    • Rachel Ehrenfeld championed the idea of narcoterrorism
    • The narcotics trade is one of terrorist groups primary source of money
the narcoterrorism debate17
The Narcoterrorism Debate
  • Steven Casteel
    • An executive with the DEA, he told a U.S. senate committee that terrorism and the drug trade are intertwined
    • He believes that globalization has intensified the relationship between terrorism and drugs
the narcoterrorism debate18
The Narcoterrorism Debate
  • Joshua Kransa
    • If people are willing to expand the definition of national security beyond the framework of military defense, drugs pose a security problem
    • The drug trade threatens political and economic stability while disrupting society
narcoterrorism another view20
Narcoterrorism: Another View
  • Reasons for rejecting narcoterrorism
    • Selling drugs is only one method, and the drug problem is not caused by terrorism
    • The term “narcoterrorism” is an attempt to take political advantage of the fear of terrorism
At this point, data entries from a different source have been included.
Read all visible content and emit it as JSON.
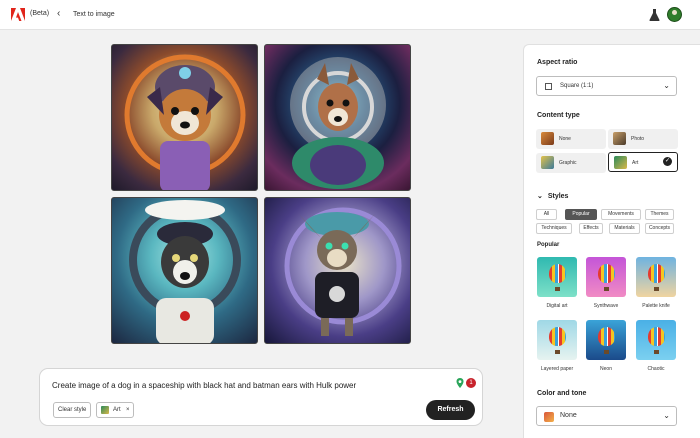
{
  "header": {
    "beta_label": "(Beta)",
    "back_glyph": "‹",
    "title": "Text to image",
    "brand_color": "#e1251b"
  },
  "gallery": {
    "images": [
      {
        "description": "dog in space helmet, orange ring"
      },
      {
        "description": "dog in space helmet, purple orb"
      },
      {
        "description": "dog in helmet with cap, teal ring"
      },
      {
        "description": "dog with cap, green eyes, purple ring"
      }
    ]
  },
  "prompt": {
    "text": "Create image of a dog in a spaceship with black hat and batman ears with Hulk power",
    "clear_style_label": "Clear style",
    "chip_label": "Art",
    "chip_close": "×",
    "refresh_label": "Refresh",
    "badge_text": "1"
  },
  "panel": {
    "aspect_ratio": {
      "title": "Aspect ratio",
      "value": "Square (1:1)",
      "chevron": "⌄"
    },
    "content_type": {
      "title": "Content type",
      "options": [
        {
          "label": "None",
          "selected": false
        },
        {
          "label": "Photo",
          "selected": false
        },
        {
          "label": "Graphic",
          "selected": false
        },
        {
          "label": "Art",
          "selected": true
        }
      ],
      "check": "✓"
    },
    "styles": {
      "title": "Styles",
      "toggle": "⌄",
      "filters": [
        "All",
        "Popular",
        "Movements",
        "Themes",
        "Techniques",
        "Effects",
        "Materials",
        "Concepts"
      ],
      "active_filter": "Popular",
      "popular_title": "Popular",
      "items": [
        {
          "label": "Digital art"
        },
        {
          "label": "Synthwave"
        },
        {
          "label": "Palette knife"
        },
        {
          "label": "Layered paper"
        },
        {
          "label": "Neon"
        },
        {
          "label": "Chaotic"
        }
      ]
    },
    "color_tone": {
      "title": "Color and tone",
      "value": "None",
      "chevron": "⌄"
    }
  }
}
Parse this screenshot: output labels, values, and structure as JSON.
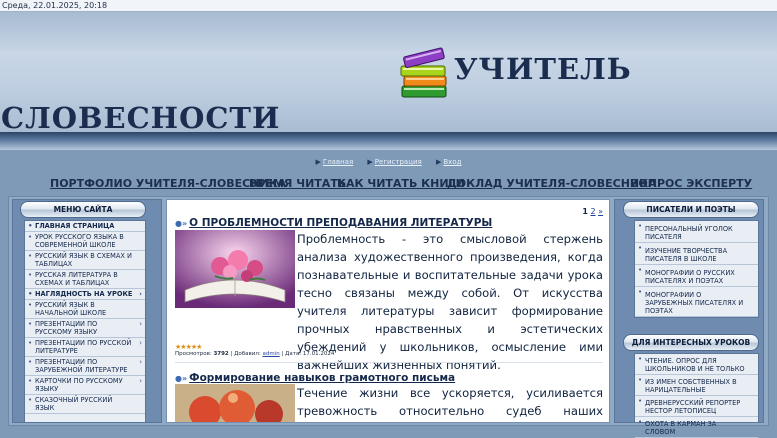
{
  "topbar": {
    "date_time": "Среда, 22.01.2025, 20:18"
  },
  "header": {
    "title_line1": "УЧИТЕЛЬ",
    "title_line2": "СЛОВЕСНОСТИ"
  },
  "utility_nav": [
    {
      "label": "Главная"
    },
    {
      "label": "Регистрация"
    },
    {
      "label": "Вход"
    }
  ],
  "main_nav": [
    {
      "label": "ПОРТФОЛИО УЧИТЕЛЯ-СЛОВЕСНИКА"
    },
    {
      "label": "ВРЕМЯ ЧИТАТЬ"
    },
    {
      "label": "КАК ЧИТАТЬ КНИГИ"
    },
    {
      "label": "ДОКЛАД УЧИТЕЛЯ-СЛОВЕСНИКА"
    },
    {
      "label": "ВОПРОС ЭКСПЕРТУ"
    }
  ],
  "left_menu": {
    "title": "МЕНЮ САЙТА",
    "items": [
      {
        "label": "ГЛАВНАЯ СТРАНИЦА",
        "bold": true
      },
      {
        "label": "УРОК РУССКОГО ЯЗЫКА В СОВРЕМЕННОЙ ШКОЛЕ"
      },
      {
        "label": "РУССКИЙ ЯЗЫК В СХЕМАХ И ТАБЛИЦАХ"
      },
      {
        "label": "РУССКАЯ ЛИТЕРАТУРА В СХЕМАХ И ТАБЛИЦАХ"
      },
      {
        "label": "НАГЛЯДНОСТЬ НА УРОКЕ",
        "bold": true
      },
      {
        "label": "РУССКИЙ ЯЗЫК В НАЧАЛЬНОЙ ШКОЛЕ"
      },
      {
        "label": "ПРЕЗЕНТАЦИИ ПО РУССКОМУ ЯЗЫКУ"
      },
      {
        "label": "ПРЕЗЕНТАЦИИ ПО РУССКОЙ ЛИТЕРАТУРЕ"
      },
      {
        "label": "ПРЕЗЕНТАЦИИ ПО ЗАРУБЕЖНОЙ ЛИТЕРАТУРЕ"
      },
      {
        "label": "КАРТОЧКИ ПО РУССКОМУ ЯЗЫКУ"
      },
      {
        "label": "СКАЗОЧНЫЙ РУССКИЙ ЯЗЫК"
      }
    ]
  },
  "center": {
    "pager": {
      "current": "1",
      "page2": "2",
      "next": "»"
    },
    "posts": [
      {
        "title": "О ПРОБЛЕМНОСТИ ПРЕПОДАВАНИЯ ЛИТЕРАТУРЫ",
        "text": "Проблемность - это смысловой стержень анализа художественного произведения, когда познавательные и воспитательные задачи урока тесно связаны между собой. От искусства учителя литературы зависит формирование прочных нравственных и эстетических убеждений у школьников, осмысление ими важнейших жизненных понятий.",
        "rating_stars": 5,
        "meta_views_label": "Просмотров: ",
        "meta_views": "3792",
        "meta_sep1": " | Добавил: ",
        "meta_author": "admin",
        "meta_sep2": " | Дата: ",
        "meta_date": "17.01.2024"
      },
      {
        "title": "Формирование навыков грамотного письма",
        "text": "Течение жизни все ускоряется, усиливается тревожность относительно судеб наших духовных ценностей"
      }
    ]
  },
  "right_blocks": [
    {
      "title": "ПИСАТЕЛИ И ПОЭТЫ",
      "items": [
        {
          "label": "ПЕРСОНАЛЬНЫЙ УГОЛОК ПИСАТЕЛЯ"
        },
        {
          "label": "ИЗУЧЕНИЕ ТВОРЧЕСТВА ПИСАТЕЛЯ В ШКОЛЕ"
        },
        {
          "label": "МОНОГРАФИИ О РУССКИХ ПИСАТЕЛЯХ И ПОЭТАХ"
        },
        {
          "label": "МОНОГРАФИИ О ЗАРУБЕЖНЫХ ПИСАТЕЛЯХ И ПОЭТАХ"
        }
      ]
    },
    {
      "title": "ДЛЯ ИНТЕРЕСНЫХ УРОКОВ",
      "items": [
        {
          "label": "ЧТЕНИЕ. ОПРОС ДЛЯ ШКОЛЬНИКОВ И НЕ ТОЛЬКО"
        },
        {
          "label": "ИЗ ИМЕН СОБСТВЕННЫХ В НАРИЦАТЕЛЬНЫЕ"
        },
        {
          "label": "ДРЕВНЕРУССКИЙ РЕПОРТЕР НЕСТОР ЛЕТОПИСЕЦ"
        },
        {
          "label": "ОХОТА В КАРМАН ЗА СЛОВОМ"
        }
      ]
    }
  ],
  "icons": {
    "logo": "books-stack-icon",
    "bullet": "bullet-icon",
    "submenu": "chevron-right-icon",
    "arrow": "triangle-right-icon",
    "post_marker": "post-marker-icon",
    "rating": "star-icon"
  },
  "colors": {
    "page_bg": "#7f9ab7",
    "header_blue": "#a7bbd2",
    "title_text": "#1b2d4e",
    "link_blue": "#2546a3",
    "star": "#e08f1a"
  }
}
    • Combining the drug problem with terrorism confuses two different issues
narcoterrorism another view21
Narcoterrorism: Another View
  • David Kaplan
    • Charities are responsible for the bulk of terrorist financing
  • Pierre-Arnaud Chouvy
    • Narcoterrorism is a convenient term for appealing to public emotions and giving the police more power
  • Civil libertarians
    • If governments link drugs with terrorism, they can reinvent the meaning of crime. Drug dealers will become terrorists, and a frightened public will grant the government expanded powers to combat drugs